(THE INPUT)
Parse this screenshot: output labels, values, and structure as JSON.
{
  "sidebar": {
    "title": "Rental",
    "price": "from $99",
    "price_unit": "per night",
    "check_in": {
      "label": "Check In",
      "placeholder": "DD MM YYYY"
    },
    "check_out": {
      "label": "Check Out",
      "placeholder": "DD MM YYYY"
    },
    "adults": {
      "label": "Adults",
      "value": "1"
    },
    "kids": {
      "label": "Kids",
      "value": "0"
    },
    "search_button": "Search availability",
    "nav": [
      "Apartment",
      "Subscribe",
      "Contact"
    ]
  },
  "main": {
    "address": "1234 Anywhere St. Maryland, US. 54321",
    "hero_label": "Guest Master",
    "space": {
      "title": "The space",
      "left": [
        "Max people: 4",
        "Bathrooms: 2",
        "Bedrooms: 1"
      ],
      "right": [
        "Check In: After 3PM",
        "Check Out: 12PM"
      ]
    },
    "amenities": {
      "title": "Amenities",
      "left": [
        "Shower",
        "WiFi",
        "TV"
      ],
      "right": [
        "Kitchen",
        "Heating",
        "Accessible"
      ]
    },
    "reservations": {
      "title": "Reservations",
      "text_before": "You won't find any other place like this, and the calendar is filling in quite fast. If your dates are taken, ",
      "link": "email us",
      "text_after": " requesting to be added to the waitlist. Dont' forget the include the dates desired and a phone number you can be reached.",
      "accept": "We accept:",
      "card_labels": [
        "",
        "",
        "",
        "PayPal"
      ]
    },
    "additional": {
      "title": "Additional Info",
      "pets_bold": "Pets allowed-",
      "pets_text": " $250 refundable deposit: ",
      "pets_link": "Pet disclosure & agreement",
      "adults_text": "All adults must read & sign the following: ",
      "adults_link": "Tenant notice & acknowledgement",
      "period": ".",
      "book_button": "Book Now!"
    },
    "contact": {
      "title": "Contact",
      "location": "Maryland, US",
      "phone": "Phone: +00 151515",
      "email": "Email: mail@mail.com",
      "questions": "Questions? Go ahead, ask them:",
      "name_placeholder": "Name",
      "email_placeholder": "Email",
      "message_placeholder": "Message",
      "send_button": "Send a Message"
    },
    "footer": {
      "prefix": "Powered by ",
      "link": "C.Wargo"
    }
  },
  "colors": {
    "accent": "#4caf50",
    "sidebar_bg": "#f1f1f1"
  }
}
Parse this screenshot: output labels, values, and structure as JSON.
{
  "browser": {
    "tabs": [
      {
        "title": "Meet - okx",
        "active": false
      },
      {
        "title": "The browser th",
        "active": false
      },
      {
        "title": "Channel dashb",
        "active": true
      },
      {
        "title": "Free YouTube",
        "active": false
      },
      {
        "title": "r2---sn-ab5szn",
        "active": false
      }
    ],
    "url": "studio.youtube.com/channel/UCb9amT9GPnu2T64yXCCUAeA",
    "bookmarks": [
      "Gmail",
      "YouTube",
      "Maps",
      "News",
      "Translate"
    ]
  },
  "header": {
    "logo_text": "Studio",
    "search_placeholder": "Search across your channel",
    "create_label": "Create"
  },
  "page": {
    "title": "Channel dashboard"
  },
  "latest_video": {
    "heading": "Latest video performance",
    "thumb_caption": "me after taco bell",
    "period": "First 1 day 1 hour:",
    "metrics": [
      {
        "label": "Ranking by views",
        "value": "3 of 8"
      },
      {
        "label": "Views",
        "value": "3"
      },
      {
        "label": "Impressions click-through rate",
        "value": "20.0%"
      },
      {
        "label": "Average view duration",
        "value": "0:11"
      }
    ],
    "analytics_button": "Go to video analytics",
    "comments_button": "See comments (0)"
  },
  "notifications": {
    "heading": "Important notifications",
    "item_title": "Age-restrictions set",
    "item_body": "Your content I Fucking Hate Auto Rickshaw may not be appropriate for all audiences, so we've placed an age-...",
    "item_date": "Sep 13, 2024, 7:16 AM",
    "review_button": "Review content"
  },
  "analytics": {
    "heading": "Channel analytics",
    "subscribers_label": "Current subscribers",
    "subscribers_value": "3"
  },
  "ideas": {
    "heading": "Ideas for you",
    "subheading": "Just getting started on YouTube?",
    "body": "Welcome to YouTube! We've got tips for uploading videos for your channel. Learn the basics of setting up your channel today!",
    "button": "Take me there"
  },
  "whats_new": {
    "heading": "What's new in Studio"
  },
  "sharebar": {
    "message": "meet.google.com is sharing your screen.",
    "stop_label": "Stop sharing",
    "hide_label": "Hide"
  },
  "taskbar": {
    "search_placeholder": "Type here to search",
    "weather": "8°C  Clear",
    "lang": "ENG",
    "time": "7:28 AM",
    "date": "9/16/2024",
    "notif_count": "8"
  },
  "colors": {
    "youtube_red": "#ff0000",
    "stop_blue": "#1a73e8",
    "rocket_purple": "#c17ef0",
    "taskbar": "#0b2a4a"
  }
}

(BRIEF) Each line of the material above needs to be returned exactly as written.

(EXPECTED OUTPUT)
Parse this screenshot: output labels, values, and structure as JSON.
{
  "sidebar": {
    "title": "Rental",
    "price": "from $99",
    "price_unit": "per night",
    "check_in": {
      "label": "Check In",
      "placeholder": "DD MM YYYY"
    },
    "check_out": {
      "label": "Check Out",
      "placeholder": "DD MM YYYY"
    },
    "adults": {
      "label": "Adults",
      "value": "1"
    },
    "kids": {
      "label": "Kids",
      "value": "0"
    },
    "search_button": "Search availability",
    "nav": [
      "Apartment",
      "Subscribe",
      "Contact"
    ]
  },
  "main": {
    "address": "1234 Anywhere St. Maryland, US. 54321",
    "hero_label": "Guest Master",
    "space": {
      "title": "The space",
      "left": [
        "Max people: 4",
        "Bathrooms: 2",
        "Bedrooms: 1"
      ],
      "right": [
        "Check In: After 3PM",
        "Check Out: 12PM"
      ]
    },
    "amenities": {
      "title": "Amenities",
      "left": [
        "Shower",
        "WiFi",
        "TV"
      ],
      "right": [
        "Kitchen",
        "Heating",
        "Accessible"
      ]
    },
    "reservations": {
      "title": "Reservations",
      "text_before": "You won't find any other place like this, and the calendar is filling in quite fast. If your dates are taken, ",
      "link": "email us",
      "text_after": " requesting to be added to the waitlist. Dont' forget the include the dates desired and a phone number you can be reached.",
      "accept": "We accept:",
      "card_labels": [
        "",
        "",
        "",
        "PayPal"
      ]
    },
    "additional": {
      "title": "Additional Info",
      "pets_bold": "Pets allowed-",
      "pets_text": " $250 refundable deposit: ",
      "pets_link": "Pet disclosure & agreement",
      "adults_text": "All adults must read & sign the following: ",
      "adults_link": "Tenant notice & acknowledgement",
      "period": ".",
      "book_button": "Book Now!"
    },
    "contact": {
      "title": "Contact",
      "location": "Maryland, US",
      "phone": "Phone: +00 151515",
      "email": "Email: mail@mail.com",
      "questions": "Questions? Go ahead, ask them:",
      "name_placeholder": "Name",
      "email_placeholder": "Email",
      "message_placeholder": "Message",
      "send_button": "Send a Message"
    },
    "footer": {
      "prefix": "Powered by ",
      "link": "C.Wargo"
    }
  },
  "colors": {
    "accent": "#4caf50",
    "sidebar_bg": "#f1f1f1"
  }
}
Parse this screenshot: output labels, values, and structure as JSON.
{
  "browser": {
    "tabs": [
      {
        "title": "Meet - okx",
        "active": false
      },
      {
        "title": "The browser th",
        "active": false
      },
      {
        "title": "Channel dashb",
        "active": true
      },
      {
        "title": "Free YouTube",
        "active": false
      },
      {
        "title": "r2---sn-ab5szn",
        "active": false
      }
    ],
    "url": "studio.youtube.com/channel/UCb9amT9GPnu2T64yXCCUAeA",
    "bookmarks": [
      "Gmail",
      "YouTube",
      "Maps",
      "News",
      "Translate"
    ]
  },
  "header": {
    "logo_text": "Studio",
    "search_placeholder": "Search across your channel",
    "create_label": "Create"
  },
  "page": {
    "title": "Channel dashboard"
  },
  "latest_video": {
    "heading": "Latest video performance",
    "thumb_caption": "me after taco bell",
    "period": "First 1 day 1 hour:",
    "metrics": [
      {
        "label": "Ranking by views",
        "value": "3 of 8"
      },
      {
        "label": "Views",
        "value": "3"
      },
      {
        "label": "Impressions click-through rate",
        "value": "20.0%"
      },
      {
        "label": "Average view duration",
        "value": "0:11"
      }
    ],
    "analytics_button": "Go to video analytics",
    "comments_button": "See comments (0)"
  },
  "notifications": {
    "heading": "Important notifications",
    "item_title": "Age-restrictions set",
    "item_body": "Your content I Fucking Hate Auto Rickshaw may not be appropriate for all audiences, so we've placed an age-...",
    "item_date": "Sep 13, 2024, 7:16 AM",
    "review_button": "Review content"
  },
  "analytics": {
    "heading": "Channel analytics",
    "subscribers_label": "Current subscribers",
    "subscribers_value": "3"
  },
  "ideas": {
    "heading": "Ideas for you",
    "subheading": "Just getting started on YouTube?",
    "body": "Welcome to YouTube! We've got tips for uploading videos for your channel. Learn the basics of setting up your channel today!",
    "button": "Take me there"
  },
  "whats_new": {
    "heading": "What's new in Studio"
  },
  "sharebar": {
    "message": "meet.google.com is sharing your screen.",
    "stop_label": "Stop sharing",
    "hide_label": "Hide"
  },
  "taskbar": {
    "search_placeholder": "Type here to search",
    "weather": "8°C  Clear",
    "lang": "ENG",
    "time": "7:28 AM",
    "date": "9/16/2024",
    "notif_count": "8"
  },
  "colors": {
    "youtube_red": "#ff0000",
    "stop_blue": "#1a73e8",
    "rocket_purple": "#c17ef0",
    "taskbar": "#0b2a4a"
  }
}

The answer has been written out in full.